  • Solve a word puzzle. We love this series of crossword puzzle books because they have perforated pages you can tear out so you can solve a puzzle on the go. As another option, the word searches from the Highlights PuzzleMania series kept my kids busy for a long while.

Family: Activities That Help Out Family

To make this daily habit stick for your kids, it helps to approach household chores with a playful attitude. If you can make it a team project, even better!

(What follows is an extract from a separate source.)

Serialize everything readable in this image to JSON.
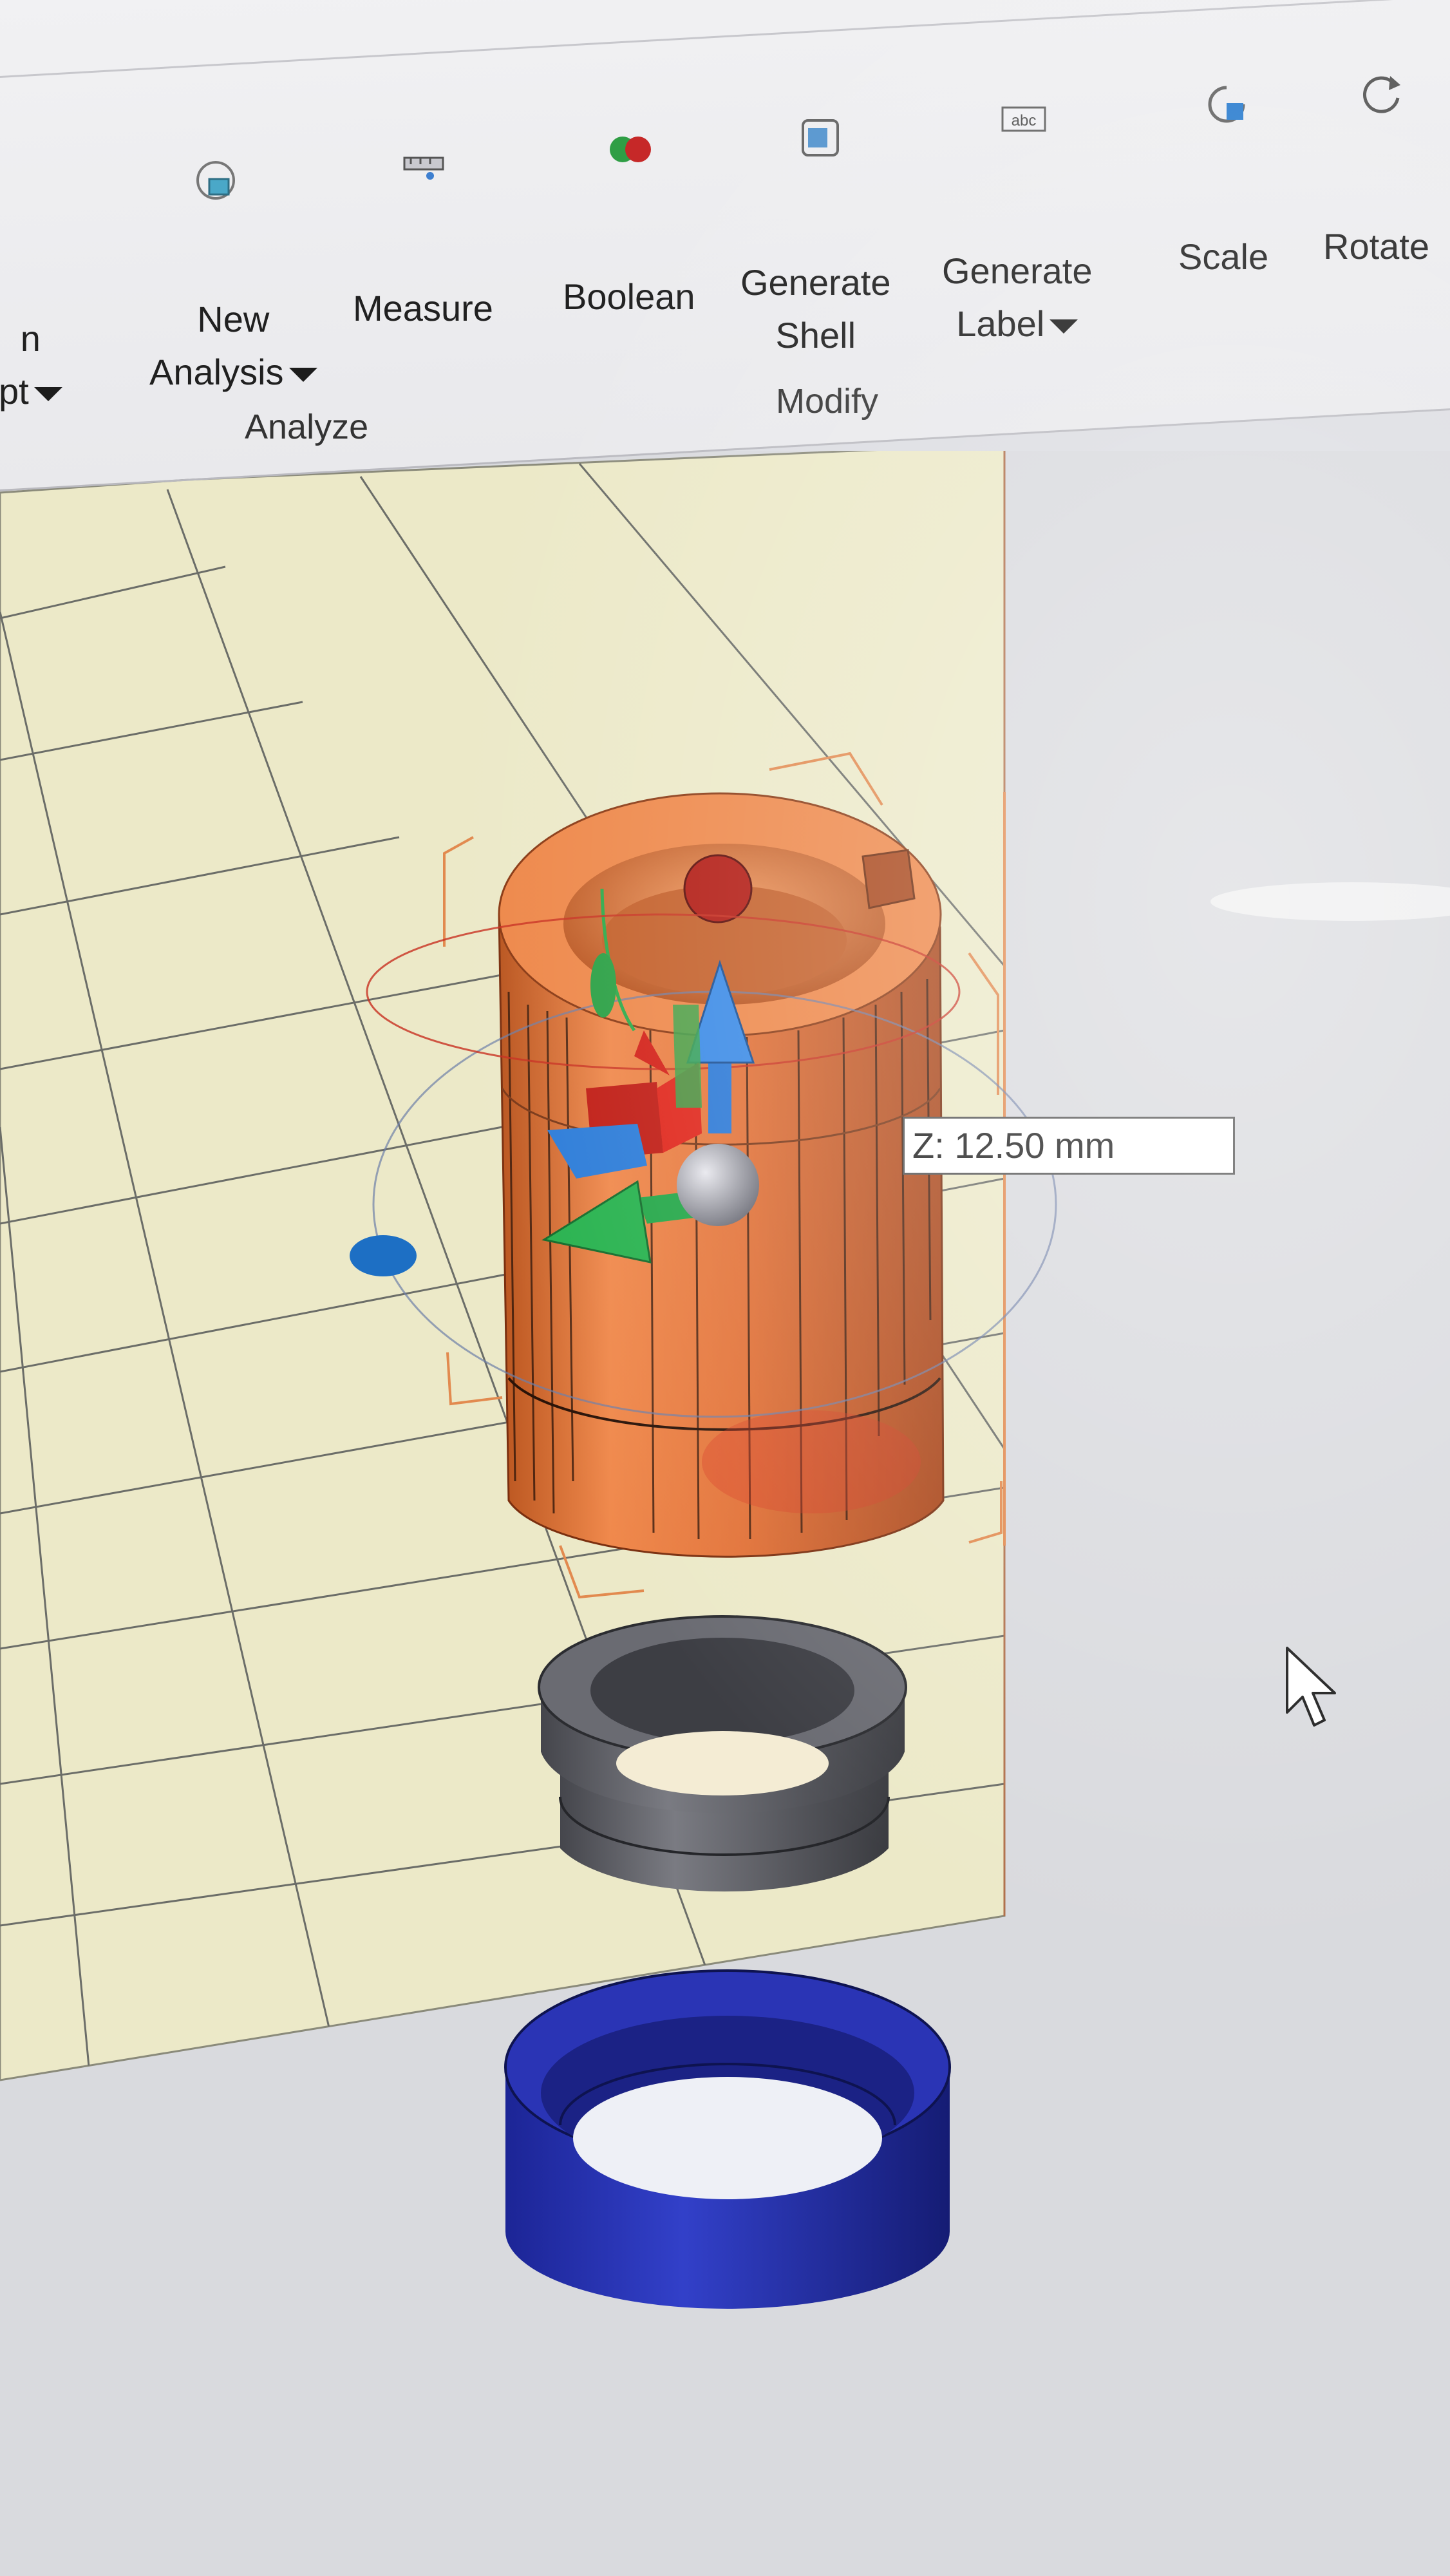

  • Give it 10 minutes. Every day after lunch before the kids run off to play, we set a timer for what we call our “10-Minute Clean-Up Party.” Everyone picks a room, and they pick up and put away anything on the floor until the 10 minutes is up.
  • Tackle the mountain. If your house has a never-ending mountain of laundry like ours does, we pile it all on the couch to see how high we can get it, then we turn on our favorite kid-friendly dance party playlist and tackle it together.
  • Round up the trash. Your child can get all the trash from bathrooms and any other trash can, empty them into your main trash, then take out the full bag and put a new trash bag in the trash can. My kids love taking out the trash because it means they get to put the new bag in at the end. I’m not exactly sure what the appeal is, but I’ll take it!
  • Cull the herd. Go through toys and pick some to donate to charity.
  • Make something yummy. Encourage your child to flip through your cookbooks or look for a recipe at a couple of your favorite blogs, then make it. They can try a new recipe for dinner or make a baked good as a family treat.
  • Help a younger sibling. Your child could read a book to their sibling, design a scavenger hunt for them, teach them something new, and so on.
  • Wash the car. Get the kids set up with a bucket, a sponge, soap, and the hose, and let them have at it.
Before you go, get my FREE cheat sheet: 75 Positive Phrases Every Child Needs to Hear

Your Turn

What are your thoughts on these 4 questions to ask your child every day? Share in a comment below!

Kelly Holmes, author and Certified Parent Educator

I'm a mom of four, a Certified Parent Educator, and the author of Happy You, Happy Family. I believe if you want a loving parent-child relationship that will last into the teenage years and beyond, the time for nurturing that kind of relationship is now. The good news? All you need is 10 minutes a day. Start here »

This post originally appeared on Happy You, Happy Family